I’m about to share the secrets to staying on the mission field. Actually, they’re not really secrets, but do them and your chances of staying will increase!
Communication with Supporters.
Communication with your supporters is extremely important, it can make or break your time on the mission field. Supporters are not only people that give you money, but also people that pray for you, help out with logistics, and are just generally there for you when you need them. Sometimes the greatest support you can have is someone who’s just being a friend.
As a Missions Pastor, I expect our supported missionaries to send an official newsletter once a quarter, at least. In reality, I like to be much more involved than that. I follow them on twitter, facebook, I read their blogs, we email back and forth, I want to see them when they’re in town, and I even want to go visit them in the field.
When a missionary doesn’t communicate, they get dropped. I’m understanding, but communication is essential. Don’t communicate and I will drop you.
Newsletters. I think a newsletter once a quarter or every other month is fine. Follow the 3 C’s, clear, concise, correct. There are companies that you can outsource to but if you’re starting off, I wouldn’t recommend it. Do it yourself, learning how to communicate appropriately is a useful skill to have! I receive a lot of physical newsletters, but I’m not sure if it’s worth the cost anymore. My preference is to receive newsletters via email, that’s not the case for many churches though, know your supporters!
Social Media. Social Media is a great way to stay in touch, further invest in your supporters, and even gain new supporters. Blogs, twitter, facebook, instagram, they’re all great. However, if you’re not careful, you can spend all your time perfecting your blog instead of ministering. Also, you can inadvertently make everything into a “photo-op.” Your supporters want to see pictures but you’re called to do ministry, not run a website or be a photographer.

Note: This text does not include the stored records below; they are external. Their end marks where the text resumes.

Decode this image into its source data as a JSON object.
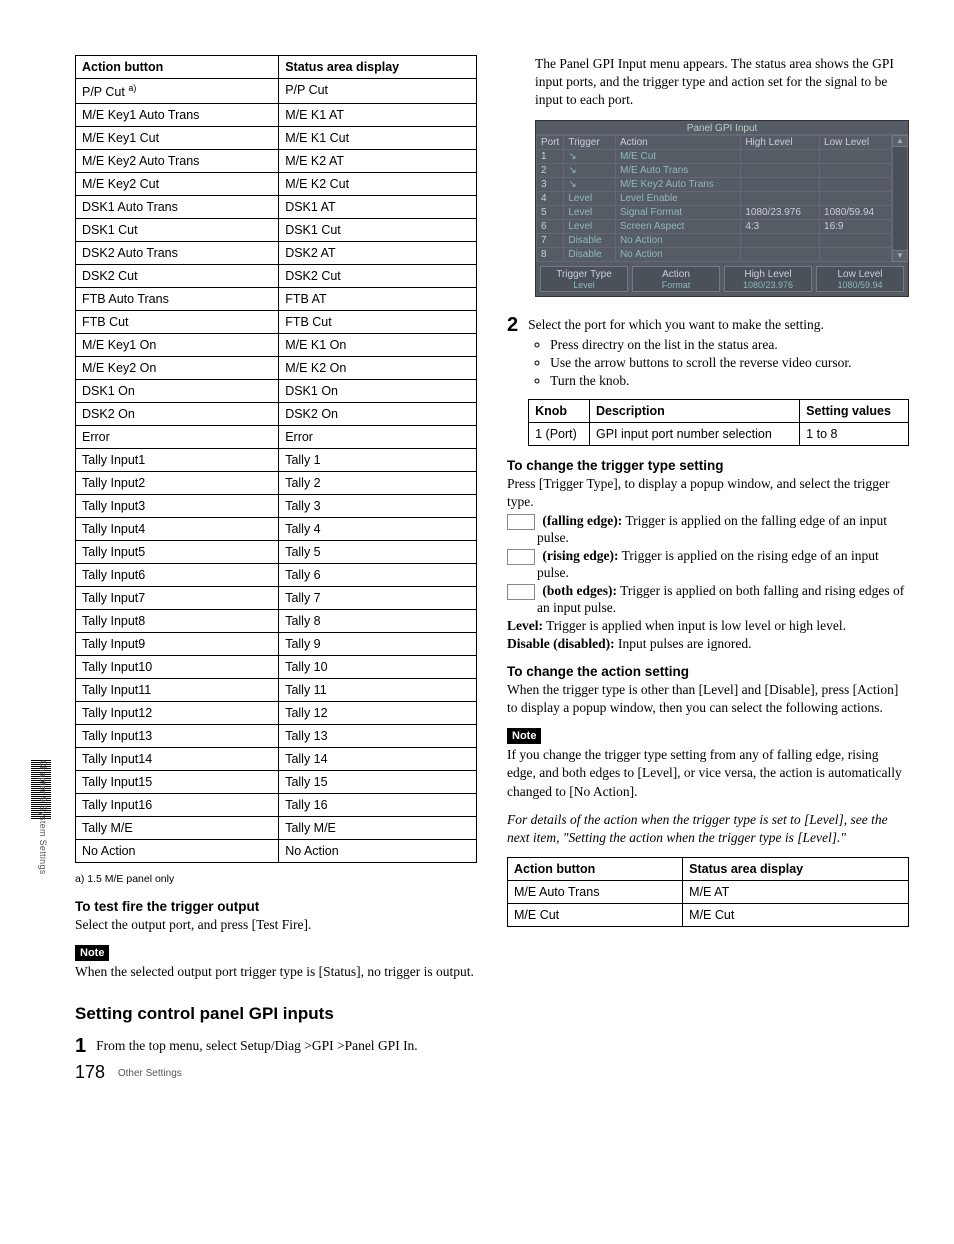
{
  "sidebar": {
    "chapter_label": "Chapter 9  System Settings"
  },
  "left_table": {
    "headers": [
      "Action button",
      "Status area display"
    ],
    "rows": [
      [
        "P/P Cut a)",
        "P/P Cut"
      ],
      [
        "M/E Key1 Auto Trans",
        "M/E K1 AT"
      ],
      [
        "M/E Key1 Cut",
        "M/E K1 Cut"
      ],
      [
        "M/E Key2 Auto Trans",
        "M/E K2 AT"
      ],
      [
        "M/E Key2 Cut",
        "M/E K2 Cut"
      ],
      [
        "DSK1 Auto Trans",
        "DSK1 AT"
      ],
      [
        "DSK1 Cut",
        "DSK1 Cut"
      ],
      [
        "DSK2 Auto Trans",
        "DSK2 AT"
      ],
      [
        "DSK2 Cut",
        "DSK2 Cut"
      ],
      [
        "FTB Auto Trans",
        "FTB AT"
      ],
      [
        "FTB Cut",
        "FTB Cut"
      ],
      [
        "M/E Key1 On",
        "M/E K1 On"
      ],
      [
        "M/E Key2 On",
        "M/E K2 On"
      ],
      [
        "DSK1 On",
        "DSK1 On"
      ],
      [
        "DSK2 On",
        "DSK2 On"
      ],
      [
        "Error",
        "Error"
      ],
      [
        "Tally Input1",
        "Tally 1"
      ],
      [
        "Tally Input2",
        "Tally 2"
      ],
      [
        "Tally Input3",
        "Tally 3"
      ],
      [
        "Tally Input4",
        "Tally 4"
      ],
      [
        "Tally Input5",
        "Tally 5"
      ],
      [
        "Tally Input6",
        "Tally 6"
      ],
      [
        "Tally Input7",
        "Tally 7"
      ],
      [
        "Tally Input8",
        "Tally 8"
      ],
      [
        "Tally Input9",
        "Tally 9"
      ],
      [
        "Tally Input10",
        "Tally 10"
      ],
      [
        "Tally Input11",
        "Tally 11"
      ],
      [
        "Tally Input12",
        "Tally 12"
      ],
      [
        "Tally Input13",
        "Tally 13"
      ],
      [
        "Tally Input14",
        "Tally 14"
      ],
      [
        "Tally Input15",
        "Tally 15"
      ],
      [
        "Tally Input16",
        "Tally 16"
      ],
      [
        "Tally M/E",
        "Tally M/E"
      ],
      [
        "No Action",
        "No Action"
      ]
    ],
    "footnote": "a) 1.5 M/E panel only"
  },
  "left": {
    "test_fire_h": "To test fire the trigger output",
    "test_fire_p": "Select the output port, and press [Test Fire].",
    "note_label": "Note",
    "note_p": "When the selected output port trigger type is [Status], no trigger is output.",
    "section_h": "Setting control panel GPI inputs",
    "step1_num": "1",
    "step1_text": "From the top menu, select Setup/Diag >GPI >Panel GPI In."
  },
  "right": {
    "intro_p": "The Panel GPI Input menu appears. The status area shows the GPI input ports, and the trigger type and action set for the signal to be input to each port.",
    "panel": {
      "title": "Panel GPI Input",
      "headers": [
        "Port",
        "Trigger",
        "Action",
        "High Level",
        "Low Level"
      ],
      "rows": [
        [
          "1",
          "↘",
          "M/E Cut",
          "",
          ""
        ],
        [
          "2",
          "↘",
          "M/E Auto Trans",
          "",
          ""
        ],
        [
          "3",
          "↘",
          "M/E Key2 Auto Trans",
          "",
          ""
        ],
        [
          "4",
          "Level",
          "Level Enable",
          "",
          ""
        ],
        [
          "5",
          "Level",
          "Signal Format",
          "1080/23.976",
          "1080/59.94"
        ],
        [
          "6",
          "Level",
          "Screen Aspect",
          "4:3",
          "16:9"
        ],
        [
          "7",
          "Disable",
          "No Action",
          "",
          ""
        ],
        [
          "8",
          "Disable",
          "No Action",
          "",
          ""
        ]
      ],
      "buttons": [
        {
          "top": "Trigger Type",
          "sub": "Level"
        },
        {
          "top": "Action",
          "sub": "Format"
        },
        {
          "top": "High Level",
          "sub": "1080/23.976"
        },
        {
          "top": "Low Level",
          "sub": "1080/59.94"
        }
      ]
    },
    "step2_num": "2",
    "step2_text": "Select the port for which you want to make the setting.",
    "bullets": [
      "Press directry on the list in the status area.",
      "Use the arrow buttons to scroll the reverse video cursor.",
      "Turn the knob."
    ],
    "knob_table": {
      "headers": [
        "Knob",
        "Description",
        "Setting values"
      ],
      "rows": [
        [
          "1 (Port)",
          "GPI input port number selection",
          "1 to 8"
        ]
      ]
    },
    "trigger_h": "To change the trigger type setting",
    "trigger_p": "Press [Trigger Type], to display a popup window, and select the trigger type.",
    "trigger_items": [
      {
        "label": " (falling edge):",
        "text": " Trigger is applied on the falling edge of an input pulse.",
        "icon": true
      },
      {
        "label": " (rising edge):",
        "text": " Trigger is applied on the rising edge of an input pulse.",
        "icon": true
      },
      {
        "label": " (both edges):",
        "text": " Trigger is applied on both falling and rising edges of an input pulse.",
        "icon": true
      },
      {
        "label": "Level:",
        "text": " Trigger is applied when input is low level or high level.",
        "icon": false
      },
      {
        "label": "Disable (disabled):",
        "text": " Input pulses are ignored.",
        "icon": false
      }
    ],
    "action_h": "To change the action setting",
    "action_p": "When the trigger type is other than [Level] and [Disable], press [Action] to display a popup window, then you can select the following actions.",
    "note_label": "Note",
    "note_p": "If you change the trigger type setting from any of falling edge, rising edge, and both edges to [Level], or vice versa, the action is automatically changed to [No Action].",
    "italic_p": "For details of the action when the trigger type is set to [Level], see the next item, \"Setting the action when the trigger type is [Level].\"",
    "action_table": {
      "headers": [
        "Action button",
        "Status area display"
      ],
      "rows": [
        [
          "M/E Auto Trans",
          "M/E AT"
        ],
        [
          "M/E Cut",
          "M/E Cut"
        ]
      ]
    }
  },
  "footer": {
    "page_num": "178",
    "section": "Other Settings"
  }
}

Also be mindful of the people you’re serving to, some of them are likely to have internet access and may not appreciate being labeled as “poor” or “needy.” Respect your ministry, your city, and the people you’re ministering to.
Immigration Law and Missionaries
Visas. As American citizens, you may not need visas to travel to most places, but to live there, you’ll need some kind of government permission. For some countries this is very easy to get, most of Latin America is easy to live in. For other countries, it can get really complicated.
In the Middle East, you’re likely get a tourist visa for 3 months, then you have to leave the country for a few days, when you come back you’ll get another 3 months. There are missionaries who spend years doing this, eventually, they get deported. I don’t recommend that. However, if you don’t plan on being there long term, go for it, just don’t endanger any of the long term missionaries!
Work permits. A better way is to obtain a work or volunteer visa. It gives you legal permission for being in the country and gives you something to do. These are still difficult to get, but possible. Generally, the more educated you are, the easier they are to get. Teachers will often have no problem obtaining a work visa and can sometimes make a good living overseas. I know executives, basketball players, entrepreneurs, and teachers who use their expertise in order to immigrate and serve the Lord.
Citizenship. If you’re an American citizen then you will have that for the rest of your life, it doesn’t matter how many years you stay abroad. If you’re a permanent resident, then your time is limited. I recommend becoming an American citizen before going overseas. Sometimes (very infrequently) it’s possible to obtain foreign citizenship or residency, this is great! Whenever possible, I highly recommend it!
Taxes. I have bad news, American citizens are required to pay taxes when they make over a certain amount while working overseas. I have good news, you’ll probably never make that amount. When I last saw it, it was $93,000/year. Anything under that amount you don’t have to pay income taxes on, but you still have to pay medicaid, medicare, FICA, all that good stuff. That’s what’s so good about a missions agency, they withhold that amount every month so you don’t have to worry about it in April!
W-2 or 1099? Sometimes, sending churches put you on as a 1099 employee, this means that you’re a contract employee, liable for your own taxes. Being paid on a W-2 means that you’re a regular, salaried employee. W-2 is always better, you can participate in the employee health plan and your taxes get withheld for you. Health insurance is always cheaper when it’s done with W-2 employees!
We’ve all seen missionaries who bring pictures of kids so that we can adopt a child. The money doesn’t actually go to the the kids directly, it goes to the program and is allotted to the kids. People love this, so I love this. Sponsoring an individual is a great way to put a face on an organization/program/cause. Go for it. You’ll raise tons of money, and if you can put people on an automatic deduction, you’ll have nonstop money. I know of an American missionary in a Latin American country who raised over $5,000/month doing this. Best of all, he hadn’t even been to the mission field yet, it was his first time!
Monthly church support. The reality is, once you get to the mission field, your monthly church support will not go up. That’s one of the reasons missionaries come back and visit every year or so, financial support dwindles so they need to raise it up again. A couple years ago we actually raised our support to some of our missionaries and they freaked out, they couldn’t believe it!
You need to constantly grow the network of churches that you communicate and visit. Also, the more you can concentrate your network, the better, so when you visit, you don’t have to go to many different states!
What advice would you give to missionaries?